By Tim Hardy
We need no promise of a happy ending to justify our rejection of a world we feel to be wrong.
John Holloway, Change the World Without Taking Power
One repeated and misguided criticism of the extraordinary Spanish Democracia Real Ya protests that have continued all week and of the solidarity demonstrations that are taking place in cities around the world is that they are not political. What this accusation boils down to is the fact that the demonstrations are not party political – but that is precisely the point.
Of course, our frivolous corporate media, more interested in the sexual antics of athletes than in analysis or in investigative journalism, is only too happy to relegate the story to a semi-racist footnote about exuberant young Latins. The good-natured, festive spirit of the demonstrators is used as further proof that their demands are not really serious. This fits into a narrative that is beloved of politicians, one in which they are the hard-headed realists and everyone else a starry-eyed idealist who needs to grow up.
A practical scheme, says Oscar Wilde, is either one already in existence, or a scheme that could be carried out under the existing conditions; but it is exactly the existing conditions that one objects to, and any scheme that could accept these conditions is wrong and foolish.
Emma Goldman, Anarchism: What it Really Stands For
We must be practical, we are told. We must be reasonable. Ideology disguises itself as common sense. This is capitalist realism: the limits that are placed upon the ways of living we might imagine.
But is this world we are forced to live in reasonable?
Is it reasonable that the UK’s young were seduced into voting for a party that promised to abolish tuition fees who then turned around and tripled them? Is it reasonable that our government is giving away billions of pounds in corporation tax cuts while pretending there is no money for education, for the disabled, for healthcare or pensions? Is it reasonable that rather than help the millions locked out of the housing market, the government refuses to increase protection for private tenants, is trying to raise the cost of social housing for tenants to meet market rates and is aiming to “level the playing field between investors and owner-occupiers” making it easier for parasitic speculators to drive up the price of housing now that ordinary people cannot continue to inflate the value of asset bubbles that might once have been considered homes?
Forget being reasonable. Reasonable isn’t getting us anywhere.
The demonstrators have had enough of a political system that fails to represent them, one that restricts their power to expressing a preference every few years for one identikit professional politician or another. This is a far more radical politics. This is a crisis of confidence in democracy under capitalism when the failure of the free-markets is being used as an excuse to extend their poisonous reach.
The increasing intensity of the crisis has made this model of politics blow up. It has shown clearly that the current politicians use the legitimacy which the voting box grants them in order to make citizens ever more impotent against the demands and requirements of a global capitalist class which the politicians either do not know how to or do not want to tame.
Communique from Universidad Nomada Regarding Events in Spain
The dream of the left is a world based on the mutual recognition of human dignity, a world of equality.

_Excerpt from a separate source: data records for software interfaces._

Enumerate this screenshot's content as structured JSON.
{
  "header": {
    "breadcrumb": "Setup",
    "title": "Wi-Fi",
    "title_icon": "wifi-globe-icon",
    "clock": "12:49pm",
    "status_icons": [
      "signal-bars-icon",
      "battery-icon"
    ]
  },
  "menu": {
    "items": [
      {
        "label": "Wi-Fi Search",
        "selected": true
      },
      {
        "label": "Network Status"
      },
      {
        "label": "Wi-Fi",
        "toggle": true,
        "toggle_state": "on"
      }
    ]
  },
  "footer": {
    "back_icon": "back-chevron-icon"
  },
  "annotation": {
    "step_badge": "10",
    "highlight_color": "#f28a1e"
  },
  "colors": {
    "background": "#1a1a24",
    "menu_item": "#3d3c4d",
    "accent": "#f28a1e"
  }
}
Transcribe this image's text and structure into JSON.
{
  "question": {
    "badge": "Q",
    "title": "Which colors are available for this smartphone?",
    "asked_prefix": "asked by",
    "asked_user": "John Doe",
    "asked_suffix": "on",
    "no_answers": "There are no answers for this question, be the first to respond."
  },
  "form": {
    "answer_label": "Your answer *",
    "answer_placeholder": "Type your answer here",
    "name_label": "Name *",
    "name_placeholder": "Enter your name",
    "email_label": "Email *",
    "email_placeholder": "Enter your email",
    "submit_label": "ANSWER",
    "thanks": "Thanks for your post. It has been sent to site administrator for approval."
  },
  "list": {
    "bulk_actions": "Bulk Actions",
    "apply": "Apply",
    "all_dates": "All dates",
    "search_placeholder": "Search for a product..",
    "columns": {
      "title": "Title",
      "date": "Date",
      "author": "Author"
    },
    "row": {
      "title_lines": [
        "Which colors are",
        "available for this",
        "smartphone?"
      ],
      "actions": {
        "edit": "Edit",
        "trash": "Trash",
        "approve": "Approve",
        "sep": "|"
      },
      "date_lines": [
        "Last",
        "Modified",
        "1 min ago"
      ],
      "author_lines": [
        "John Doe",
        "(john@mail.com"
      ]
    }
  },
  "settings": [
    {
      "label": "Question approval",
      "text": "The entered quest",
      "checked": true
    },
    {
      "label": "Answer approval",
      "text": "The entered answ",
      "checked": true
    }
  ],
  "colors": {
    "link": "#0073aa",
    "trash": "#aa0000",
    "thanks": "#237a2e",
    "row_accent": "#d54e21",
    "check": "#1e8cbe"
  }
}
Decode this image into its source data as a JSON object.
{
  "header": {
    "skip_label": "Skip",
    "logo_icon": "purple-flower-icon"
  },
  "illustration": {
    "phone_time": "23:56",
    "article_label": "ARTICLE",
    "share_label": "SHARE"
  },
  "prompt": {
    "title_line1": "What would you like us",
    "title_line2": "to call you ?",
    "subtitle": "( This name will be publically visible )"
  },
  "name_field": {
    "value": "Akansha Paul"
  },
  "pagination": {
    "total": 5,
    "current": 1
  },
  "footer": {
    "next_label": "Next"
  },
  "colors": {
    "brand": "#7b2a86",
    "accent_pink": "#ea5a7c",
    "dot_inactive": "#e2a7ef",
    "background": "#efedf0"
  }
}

This dream is constantly frustrated when those who attain office with the stated aim of implementing it fail to do so. As John Holloway notes, the quest for power with the aim of transforming society sets us up for perpetual disappointment: attempting to conquer power merely extends the field of power relations into the struggle against power and the movement becomes corrupted from the outset.
A revolutionary movement becomes puritanical when it sets as its goal the conquest of power and represses frivolity and anything else that does not contribute to that end. The laughter, singing and dancing at the Spanish protests, far from being a sign that these protests can be ignored, is on the contrary a sign of just how serious a challenge they are. They don’t hope to seize power. They seek instead to transform existing power relations. As with the university occupations and the occupations in Wisconsin, this is not just a demonstration to be witnessed, a public gesture of dissent, but instead it is a chance for the participants to directly experience the possibility of a better world through participating in assemblies and consensus decision-making.
No wonder they have caught the imagination of people and given hope to thousands around the world.
Many have noted the connections between the spirit of these protesters and those who go out to demonstrate with UK Uncut, a movement repeatedly dismissed as unrealistic until its demands could be ignored no longer prompting the state to use politicised policing to try to shut it down.
Conversations are beginning in London between the solidarity protesters outside the Spanish embassy and with those involved in the People’s Assembly network including members of the Campaign for Real Democracy. An open organising assembly is planned for tomorrow night to discuss ways in which these movements might come together to support industrial action on June 30th. London-based protesters who have been involved with UK Uncut will be warmly welcomed as will those who have taken part directly or indirectly in actions and discussions with Arts Against Cuts or anyone else sympathetic to the goals and tactics of these various groups and the merely curious.
Something beautiful is happening. It’s time to be unrealistic and look beyond the old solutions. It’s time to try something new.